Feed is a crucial input for pork producers, yet tracing its origins and understanding the sustainability impacts are complex for all segments of agriculture. How is the National Pork Board working to assess and improve our understanding of the role of feed in sustainable farming systems?
My perspective is that we should make the impossible possible. I say it that way purposely. To be honest with you, I often hear, ‘There are a lot of acres of corn and soy that go into feeding a pig, and it gets mixed together. There’s no way we can source and verify where it came from.’ I’m not a fan of, ‘We can’t, it’s impossible.’ Let’s figure out how we can and make it possible. We might not have the technology today to take it back to a particular plant at a particular field. But technologies do exist to ID grain-shed geographies where a crop came from.

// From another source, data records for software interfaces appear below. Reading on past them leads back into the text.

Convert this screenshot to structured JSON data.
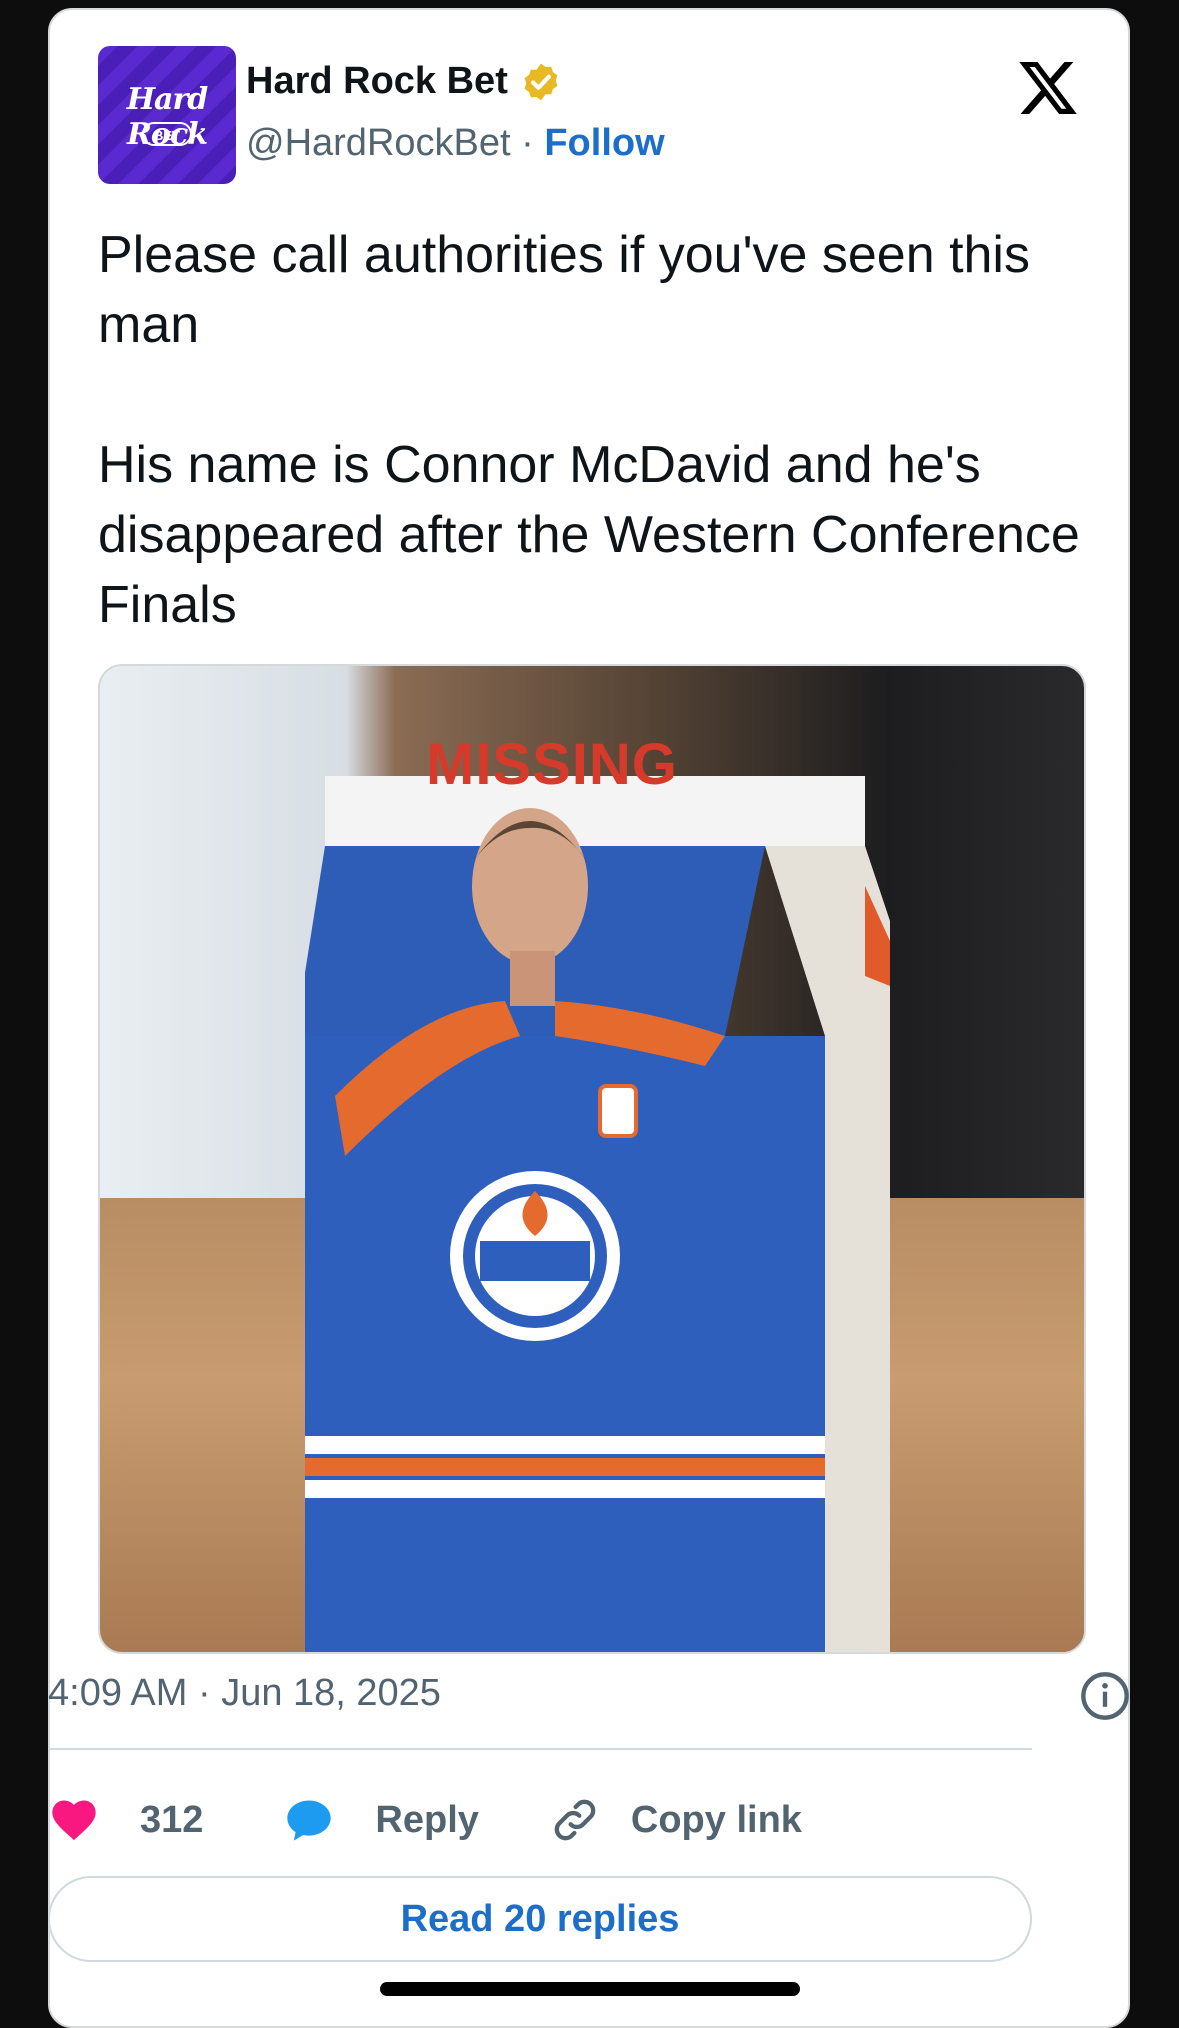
{
  "account": {
    "name": "Hard Rock Bet",
    "handle": "@HardRockBet",
    "separator": "·",
    "follow_label": "Follow",
    "avatar_logo": "Hard Rock",
    "avatar_sub": "BET"
  },
  "tweet": {
    "line1": "Please call authorities if you've seen this man",
    "line2": "His name is Connor McDavid and he's disappeared after the Western Conference Finals"
  },
  "media": {
    "carton_text": "MISSING"
  },
  "meta": {
    "timestamp": "4:09 AM · Jun 18, 2025"
  },
  "actions": {
    "like_count": "312",
    "reply_label": "Reply",
    "copy_label": "Copy link"
  },
  "read_replies_label": "Read 20 replies",
  "icons": [
    "verified-badge-icon",
    "x-logo-icon",
    "info-icon",
    "heart-icon",
    "reply-bubble-icon",
    "link-icon"
  ],
  "colors": {
    "accent": "#1d6ec9",
    "like": "#f91880",
    "reply": "#1d9bf0",
    "verified": "#e8b923",
    "avatar": "#5a2ad0"
  }
}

We met with a group the other day using biotags to understand and biologically tag corn or soy and be able to verify where it came from. It’s still acceptable for human health consumption and animal health consumption. It’s cool technology—and that’s just one technology. We need to continue to challenge ourselves today and think about the innovation and science and the way it’s developing, what the future state could be. I think we need to lean into that.
What sustainability trends have you most excited and optimistic about the future of U.S. agriculture and farming in the next four years, relative to National Pork Board’s sustainability priorities?
I think agriculture is the solution to the problem. Animal agriculture, as well as crop production, is a solve to some of the challenges that we face. That gets me excited. We can take a proactive approach to having a global impact beyond nourishing the world and actually saving the planet and increasing the health and longevity of the planet. There are some out there who say, ‘We’re not part of the solution because we’re not part of the problem.’ We do use natural resources to produce a fantastic protein, bottom line. We need to improve our efficiency and augment that to best of our ability. With the work of corn, soy and pork, we can have a really big impact in mitigating environmental challenges.
What one sustainability trend or issue keeps you up at night and gives you heartburn?
It’s the discussion around greenhouse gas emissions. The reason it keeps me up at night is I know it’s important. We’re leaning into it as an industry. But it’s also something that’s challenging to measure, monitor and report. It is an evolving science. Marguerite Tan, director of environmental programs at National Pork Board, says it best: You can’t put a flow meter on greenhouse gas emissions like you can on other things. I know we need to be proactive and engaged. There are models that are directionally correct, but there are still a lot of unknowns. How do we refine the measurement? How do we define the measurement? How will the measurement change over time? We’re learning. It’s evolving, and it’s changing.
What’s the single most important action step that conservation- and sustainability-oriented food and ag professionals should be taking in the next 12 months?
I would challenge us all to think about sustainability as a management systems approach and understand that there’s tradeoffs. When we look to make a practice change in agriculture, there’s a tradeoff that impacts another piece of that system. I relate it to a balloon. You blow it up for a birthday party, you start to push on balloon and something else pushes out in another spot. There are constant pushes and pulls. We need to be willing to look at that and think holistically. At the end of the day, it has to be fiscally sustainable for the producer. They’re ready, willing and able to deploy, but if financially they cannot compete in today’s global marketplace, agriculture’s not a sustainable business.